In particular, several studies indicated that telomeres' length is positively associated with the consumption of legumes, nuts, seaweed, fruits, 100% fruit juice, dairy products and coffee, whereas it is inversely associated with consumption of alcohol and processed meat. It is therefore possible that nutrients regulate telomere health by regulating oxidative stress and systemic inflammation.
But apart systemic inflammation from food and smoking, scientists are also finding that several thought patterns appear to be unhealthy for your telomeres, and some of them are
- cynical hostility,
- rumination and
- thought suppression, the attempt to push away unwanted thoughts and feelings.
So, could your thoughts make you age faster by affecting your telomeres?
Apparently yes, and this is coming from Elizabeth Blackburn, a woman that has evolved from a “Lab rat” to a “Wonder woman” after she discovered the molecular structure of telomeres and co-discovered the enzyme telomerase, and eventually won the Nobel Prize in Physiology or Medicine 2009 — jointly to Carol W. Greider and Jack W. Szostak — for the discovery of telomeres and the enzyme telomerase.
In particular, the association of anger and hostility with future coronary heart disease was investigated in a meta-analysis review, suggesting that anger and hostility are associated with coronary heart disease outcomes both in healthy and coronary heart disease populations.
In another study, the combination of less positive and more negative expectations for the future (i.e., lower optimism and higher pessimism) increased the risk for disease and early mortality, suggesting that pessimism may increase an interleukin — a molecule that acts both as a pro-inflammatory cytokine and an anti-inflammatory myokine (IL-6) — and eventually accelerate the rate of telomere shortening, as it was indicated by examining 36 healthy post-menopausal women.
Furthermore, when examined the daily stress responses in healthy women who were family caregivers, the more the women ruminated after a stressful event the lower the telomerase was in their aging CD8 cells — namely the immune cells that send out proinflammatory signals when they are damaged. In fact, people who ruminate, experience more depression and anxiety which are in turn associated with shorter telomeres.
And finally, in a small study it was demonstrated that greater avoidance of negative feelings and thoughts — the opposite of mindfulness referred as awareness that emerges by intentionally focusing on the present experience in a non judgmental or evaluative manner — was also associated with shorter telomeres. However, the psychological mechanisms underlying this potential relationship are unknown, but yet practising Zen meditation —a technique similar to mindfulness in that it’s about focusing on the presence of mind — is associated with longer leukocyte telomere length.

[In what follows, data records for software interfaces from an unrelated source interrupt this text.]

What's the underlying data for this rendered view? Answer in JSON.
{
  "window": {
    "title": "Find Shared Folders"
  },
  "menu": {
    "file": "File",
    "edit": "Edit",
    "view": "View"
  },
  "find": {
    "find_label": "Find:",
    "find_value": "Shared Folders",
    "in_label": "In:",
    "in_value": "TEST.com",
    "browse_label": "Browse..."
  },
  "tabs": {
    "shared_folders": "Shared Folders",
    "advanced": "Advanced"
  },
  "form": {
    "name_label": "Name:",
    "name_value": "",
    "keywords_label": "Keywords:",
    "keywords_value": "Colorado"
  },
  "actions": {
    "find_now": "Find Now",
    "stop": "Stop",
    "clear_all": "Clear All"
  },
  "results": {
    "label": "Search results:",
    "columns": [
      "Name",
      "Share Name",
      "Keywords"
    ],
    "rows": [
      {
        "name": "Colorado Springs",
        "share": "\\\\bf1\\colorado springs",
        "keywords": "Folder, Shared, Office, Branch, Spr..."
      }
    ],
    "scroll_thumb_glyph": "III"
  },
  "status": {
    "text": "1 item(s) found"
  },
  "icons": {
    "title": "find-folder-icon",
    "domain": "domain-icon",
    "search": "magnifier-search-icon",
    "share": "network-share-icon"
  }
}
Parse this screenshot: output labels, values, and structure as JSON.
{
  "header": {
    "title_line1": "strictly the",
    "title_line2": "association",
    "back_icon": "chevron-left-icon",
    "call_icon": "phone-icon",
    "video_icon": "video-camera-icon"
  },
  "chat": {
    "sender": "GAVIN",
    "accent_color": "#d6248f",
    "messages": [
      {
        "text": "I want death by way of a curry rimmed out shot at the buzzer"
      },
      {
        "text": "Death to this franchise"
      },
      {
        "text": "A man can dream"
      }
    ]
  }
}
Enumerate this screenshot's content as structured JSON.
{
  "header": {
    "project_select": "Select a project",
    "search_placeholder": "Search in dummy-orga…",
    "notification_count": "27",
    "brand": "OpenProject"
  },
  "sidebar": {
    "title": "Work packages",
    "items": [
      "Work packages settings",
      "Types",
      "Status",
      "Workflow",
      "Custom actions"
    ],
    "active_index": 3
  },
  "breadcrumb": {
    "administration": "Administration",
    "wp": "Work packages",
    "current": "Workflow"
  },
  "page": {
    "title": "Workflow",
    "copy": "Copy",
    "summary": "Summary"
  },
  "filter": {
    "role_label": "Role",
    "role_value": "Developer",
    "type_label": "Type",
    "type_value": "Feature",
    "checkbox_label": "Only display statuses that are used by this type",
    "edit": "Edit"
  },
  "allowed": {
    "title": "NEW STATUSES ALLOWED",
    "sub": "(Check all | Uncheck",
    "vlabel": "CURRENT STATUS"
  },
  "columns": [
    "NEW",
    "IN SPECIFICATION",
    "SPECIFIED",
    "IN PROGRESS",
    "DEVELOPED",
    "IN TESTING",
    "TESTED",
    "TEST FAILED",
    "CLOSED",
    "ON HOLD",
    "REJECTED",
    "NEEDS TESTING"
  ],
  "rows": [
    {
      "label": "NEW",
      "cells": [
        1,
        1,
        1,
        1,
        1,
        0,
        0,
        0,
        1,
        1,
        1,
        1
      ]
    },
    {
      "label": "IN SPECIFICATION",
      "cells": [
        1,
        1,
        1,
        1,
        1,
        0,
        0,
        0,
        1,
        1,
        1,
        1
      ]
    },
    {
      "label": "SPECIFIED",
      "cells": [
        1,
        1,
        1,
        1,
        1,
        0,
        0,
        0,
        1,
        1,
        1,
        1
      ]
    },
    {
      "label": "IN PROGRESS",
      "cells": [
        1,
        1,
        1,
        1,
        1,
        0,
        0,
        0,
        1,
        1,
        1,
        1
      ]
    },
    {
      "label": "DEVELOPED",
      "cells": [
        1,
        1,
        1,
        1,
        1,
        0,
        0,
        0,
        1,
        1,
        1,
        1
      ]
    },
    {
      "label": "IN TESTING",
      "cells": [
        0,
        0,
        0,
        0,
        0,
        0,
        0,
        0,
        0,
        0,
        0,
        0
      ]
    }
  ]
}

"The goal of meditation is not to control your thoughts. it's to stop letting them control you".